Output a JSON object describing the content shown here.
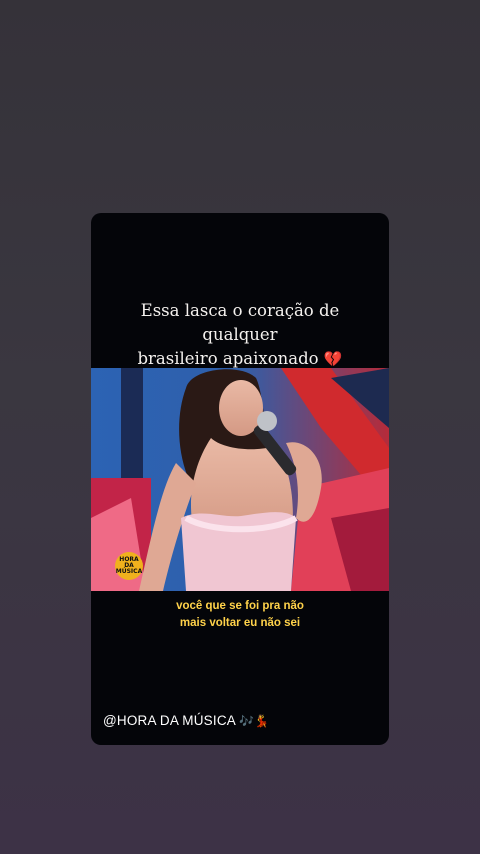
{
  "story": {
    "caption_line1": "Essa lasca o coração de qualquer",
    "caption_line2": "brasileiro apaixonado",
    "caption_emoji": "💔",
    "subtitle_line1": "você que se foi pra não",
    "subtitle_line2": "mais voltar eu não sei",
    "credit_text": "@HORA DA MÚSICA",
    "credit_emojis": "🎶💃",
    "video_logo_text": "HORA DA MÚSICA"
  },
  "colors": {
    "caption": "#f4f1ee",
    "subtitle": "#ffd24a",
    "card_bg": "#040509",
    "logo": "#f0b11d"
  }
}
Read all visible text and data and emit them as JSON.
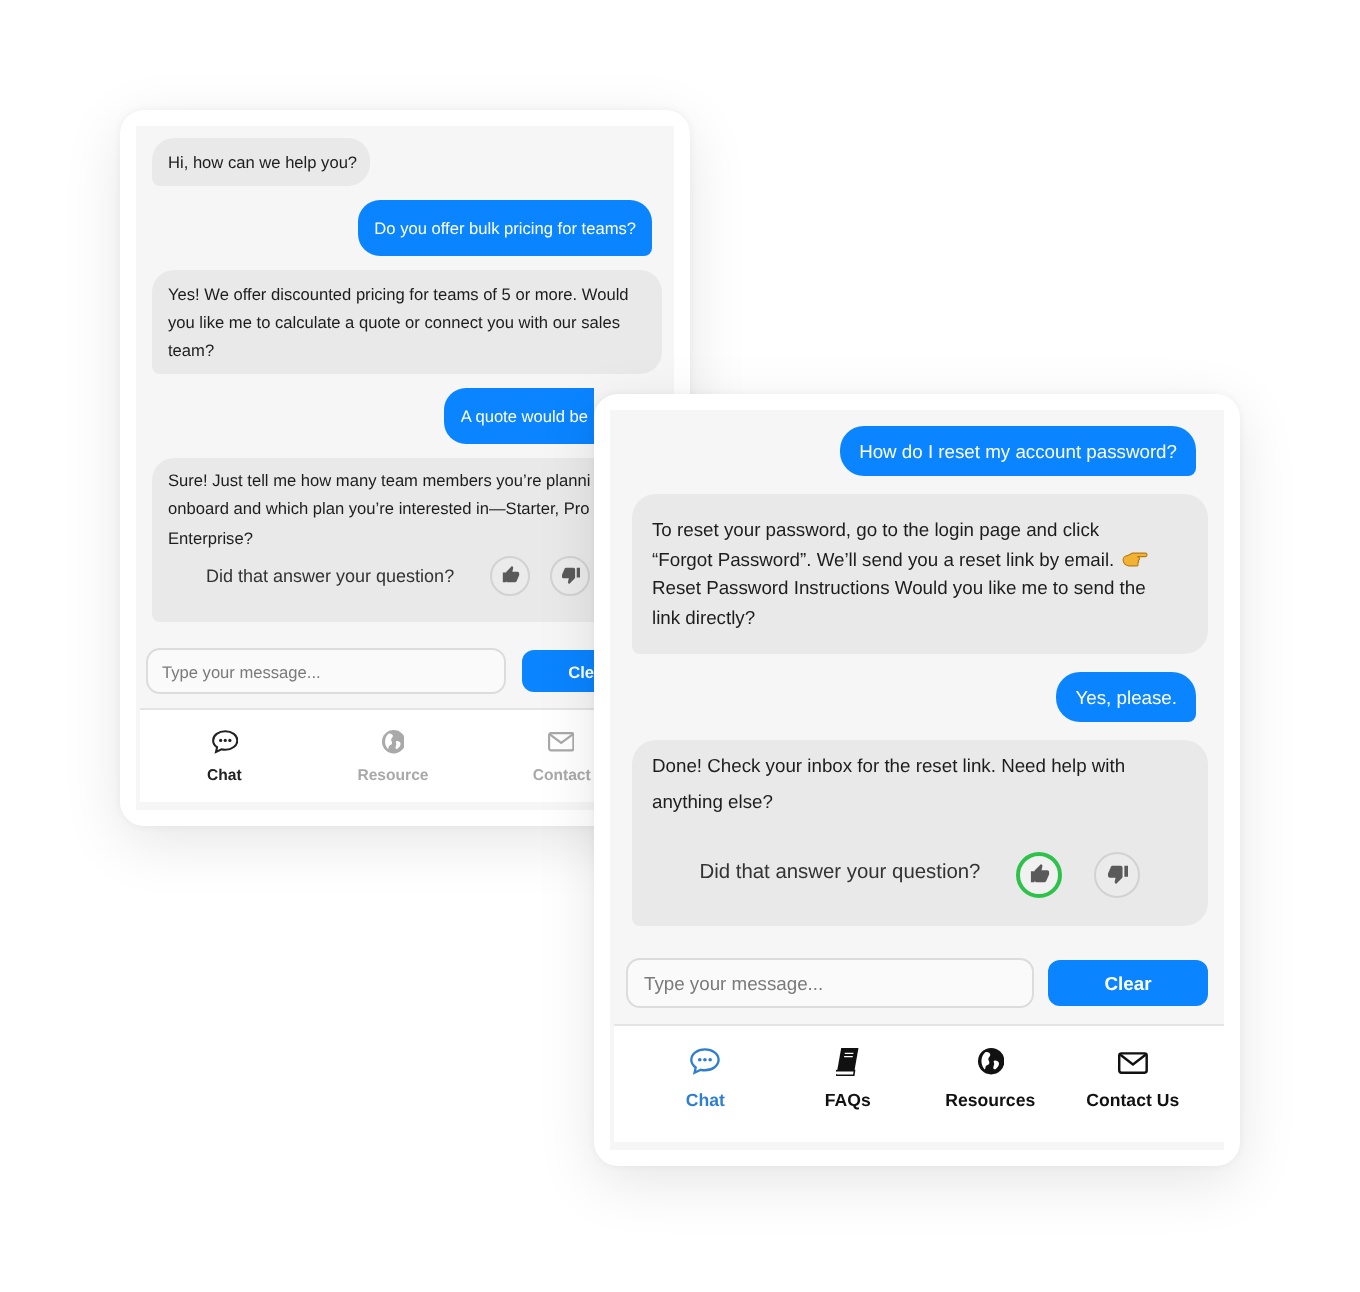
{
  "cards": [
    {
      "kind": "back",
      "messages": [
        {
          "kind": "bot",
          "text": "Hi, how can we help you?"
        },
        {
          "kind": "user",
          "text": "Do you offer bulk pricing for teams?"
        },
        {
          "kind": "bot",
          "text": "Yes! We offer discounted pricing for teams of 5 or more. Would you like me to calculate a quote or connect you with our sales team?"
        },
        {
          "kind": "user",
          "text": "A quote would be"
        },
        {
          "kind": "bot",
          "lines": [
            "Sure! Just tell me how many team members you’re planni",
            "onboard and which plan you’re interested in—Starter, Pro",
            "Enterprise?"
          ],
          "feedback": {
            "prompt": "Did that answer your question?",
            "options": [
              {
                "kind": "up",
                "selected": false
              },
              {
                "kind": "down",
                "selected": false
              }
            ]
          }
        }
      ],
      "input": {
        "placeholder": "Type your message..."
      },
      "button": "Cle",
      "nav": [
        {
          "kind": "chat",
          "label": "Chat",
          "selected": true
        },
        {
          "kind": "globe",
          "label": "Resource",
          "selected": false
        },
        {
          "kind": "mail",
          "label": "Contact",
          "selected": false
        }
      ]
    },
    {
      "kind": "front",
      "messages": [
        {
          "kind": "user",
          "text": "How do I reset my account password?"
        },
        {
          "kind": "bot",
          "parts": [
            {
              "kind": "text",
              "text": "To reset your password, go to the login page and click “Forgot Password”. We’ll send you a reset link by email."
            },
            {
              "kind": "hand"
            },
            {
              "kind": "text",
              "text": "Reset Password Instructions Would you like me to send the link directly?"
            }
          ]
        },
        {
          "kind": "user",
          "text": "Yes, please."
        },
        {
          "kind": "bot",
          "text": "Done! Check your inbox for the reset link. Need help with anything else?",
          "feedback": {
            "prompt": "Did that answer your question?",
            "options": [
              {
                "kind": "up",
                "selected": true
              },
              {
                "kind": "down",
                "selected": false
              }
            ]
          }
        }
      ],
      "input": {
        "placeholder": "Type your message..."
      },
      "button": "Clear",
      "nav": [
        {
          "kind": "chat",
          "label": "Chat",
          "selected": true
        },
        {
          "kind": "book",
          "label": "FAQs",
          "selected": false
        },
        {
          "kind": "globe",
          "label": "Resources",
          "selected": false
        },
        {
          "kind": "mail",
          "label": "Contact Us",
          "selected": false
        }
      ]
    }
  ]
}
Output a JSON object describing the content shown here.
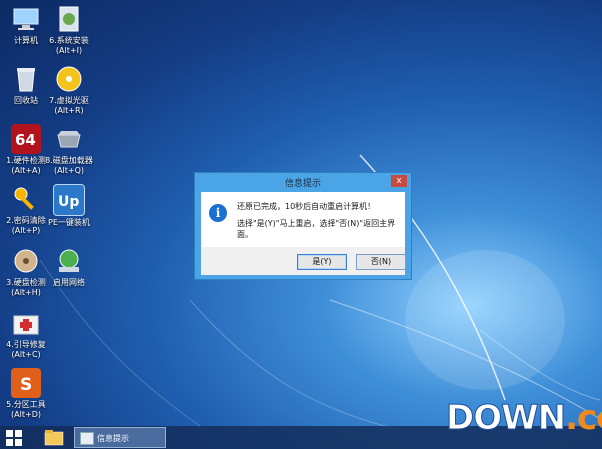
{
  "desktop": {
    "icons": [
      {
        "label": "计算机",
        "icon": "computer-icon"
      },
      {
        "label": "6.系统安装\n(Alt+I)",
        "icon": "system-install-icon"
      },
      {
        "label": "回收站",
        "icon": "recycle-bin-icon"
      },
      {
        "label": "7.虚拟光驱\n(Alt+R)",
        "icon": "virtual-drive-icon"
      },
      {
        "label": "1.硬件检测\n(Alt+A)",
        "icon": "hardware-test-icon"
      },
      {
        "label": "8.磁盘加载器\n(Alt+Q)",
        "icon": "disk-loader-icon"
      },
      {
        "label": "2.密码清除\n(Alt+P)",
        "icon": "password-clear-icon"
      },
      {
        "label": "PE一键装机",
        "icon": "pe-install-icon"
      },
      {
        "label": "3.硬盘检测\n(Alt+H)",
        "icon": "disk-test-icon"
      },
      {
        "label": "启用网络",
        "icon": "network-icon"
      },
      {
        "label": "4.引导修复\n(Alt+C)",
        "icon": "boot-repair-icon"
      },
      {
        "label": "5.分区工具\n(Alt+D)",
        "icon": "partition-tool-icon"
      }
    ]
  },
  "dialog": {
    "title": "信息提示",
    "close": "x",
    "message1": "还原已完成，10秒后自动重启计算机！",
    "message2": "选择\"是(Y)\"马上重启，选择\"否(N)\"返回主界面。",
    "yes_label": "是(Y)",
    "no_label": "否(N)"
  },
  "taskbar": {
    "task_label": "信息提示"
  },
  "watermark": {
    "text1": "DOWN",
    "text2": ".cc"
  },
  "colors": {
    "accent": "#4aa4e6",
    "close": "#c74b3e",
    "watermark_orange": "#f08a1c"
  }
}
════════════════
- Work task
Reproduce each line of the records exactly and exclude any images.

- Expected answer
Output a JSON object describing the content shown here.
{
  "story": {
    "caption_line1": "Essa lasca o coração de qualquer",
    "caption_line2": "brasileiro apaixonado",
    "caption_emoji": "💔",
    "subtitle_line1": "você que se foi pra não",
    "subtitle_line2": "mais voltar eu não sei",
    "credit_text": "@HORA DA MÚSICA",
    "credit_emojis": "🎶💃",
    "video_logo_text": "HORA DA MÚSICA"
  },
  "colors": {
    "caption": "#f4f1ee",
    "subtitle": "#ffd24a",
    "card_bg": "#040509",
    "logo": "#f0b11d"
  }
}
Read all visible text and data and emit them as JSON.
{
  "cards": [
    {
      "kind": "back",
      "messages": [
        {
          "kind": "bot",
          "text": "Hi, how can we help you?"
        },
        {
          "kind": "user",
          "text": "Do you offer bulk pricing for teams?"
        },
        {
          "kind": "bot",
          "text": "Yes! We offer discounted pricing for teams of 5 or more. Would you like me to calculate a quote or connect you with our sales team?"
        },
        {
          "kind": "user",
          "text": "A quote would be"
        },
        {
          "kind": "bot",
          "lines": [
            "Sure! Just tell me how many team members you’re planni",
            "onboard and which plan you’re interested in—Starter, Pro",
            "Enterprise?"
          ],
          "feedback": {
            "prompt": "Did that answer your question?",
            "options": [
              {
                "kind": "up",
                "selected": false
              },
              {
                "kind": "down",
                "selected": false
              }
            ]
          }
        }
      ],
      "input": {
        "placeholder": "Type your message..."
      },
      "button": "Cle",
      "nav": [
        {
          "kind": "chat",
          "label": "Chat",
          "selected": true
        },
        {
          "kind": "globe",
          "label": "Resource",
          "selected": false
        },
        {
          "kind": "mail",
          "label": "Contact",
          "selected": false
        }
      ]
    },
    {
      "kind": "front",
      "messages": [
        {
          "kind": "user",
          "text": "How do I reset my account password?"
        },
        {
          "kind": "bot",
          "parts": [
            {
              "kind": "text",
              "text": "To reset your password, go to the login page and click “Forgot Password”. We’ll send you a reset link by email."
            },
            {
              "kind": "hand"
            },
            {
              "kind": "text",
              "text": "Reset Password Instructions Would you like me to send the link directly?"
            }
          ]
        },
        {
          "kind": "user",
          "text": "Yes, please."
        },
        {
          "kind": "bot",
          "text": "Done! Check your inbox for the reset link. Need help with anything else?",
          "feedback": {
            "prompt": "Did that answer your question?",
            "options": [
              {
                "kind": "up",
                "selected": true
              },
              {
                "kind": "down",
                "selected": false
              }
            ]
          }
        }
      ],
      "input": {
        "placeholder": "Type your message..."
      },
      "button": "Clear",
      "nav": [
        {
          "kind": "chat",
          "label": "Chat",
          "selected": true
        },
        {
          "kind": "book",
          "label": "FAQs",
          "selected": false
        },
        {
          "kind": "globe",
          "label": "Resources",
          "selected": false
        },
        {
          "kind": "mail",
          "label": "Contact Us",
          "selected": false
        }
      ]
    }
  ]
}
Output a JSON object describing the content shown here.
{
  "desktop": {
    "icons": [
      {
        "label": "计算机",
        "icon": "computer-icon"
      },
      {
        "label": "6.系统安装\n(Alt+I)",
        "icon": "system-install-icon"
      },
      {
        "label": "回收站",
        "icon": "recycle-bin-icon"
      },
      {
        "label": "7.虚拟光驱\n(Alt+R)",
        "icon": "virtual-drive-icon"
      },
      {
        "label": "1.硬件检测\n(Alt+A)",
        "icon": "hardware-test-icon"
      },
      {
        "label": "8.磁盘加载器\n(Alt+Q)",
        "icon": "disk-loader-icon"
      },
      {
        "label": "2.密码清除\n(Alt+P)",
        "icon": "password-clear-icon"
      },
      {
        "label": "PE一键装机",
        "icon": "pe-install-icon"
      },
      {
        "label": "3.硬盘检测\n(Alt+H)",
        "icon": "disk-test-icon"
      },
      {
        "label": "启用网络",
        "icon": "network-icon"
      },
      {
        "label": "4.引导修复\n(Alt+C)",
        "icon": "boot-repair-icon"
      },
      {
        "label": "5.分区工具\n(Alt+D)",
        "icon": "partition-tool-icon"
      }
    ]
  },
  "dialog": {
    "title": "信息提示",
    "close": "x",
    "message1": "还原已完成，10秒后自动重启计算机！",
    "message2": "选择\"是(Y)\"马上重启，选择\"否(N)\"返回主界面。",
    "yes_label": "是(Y)",
    "no_label": "否(N)"
  },
  "taskbar": {
    "task_label": "信息提示"
  },
  "watermark": {
    "text1": "DOWN",
    "text2": ".cc"
  },
  "colors": {
    "accent": "#4aa4e6",
    "close": "#c74b3e",
    "watermark_orange": "#f08a1c"
  }
}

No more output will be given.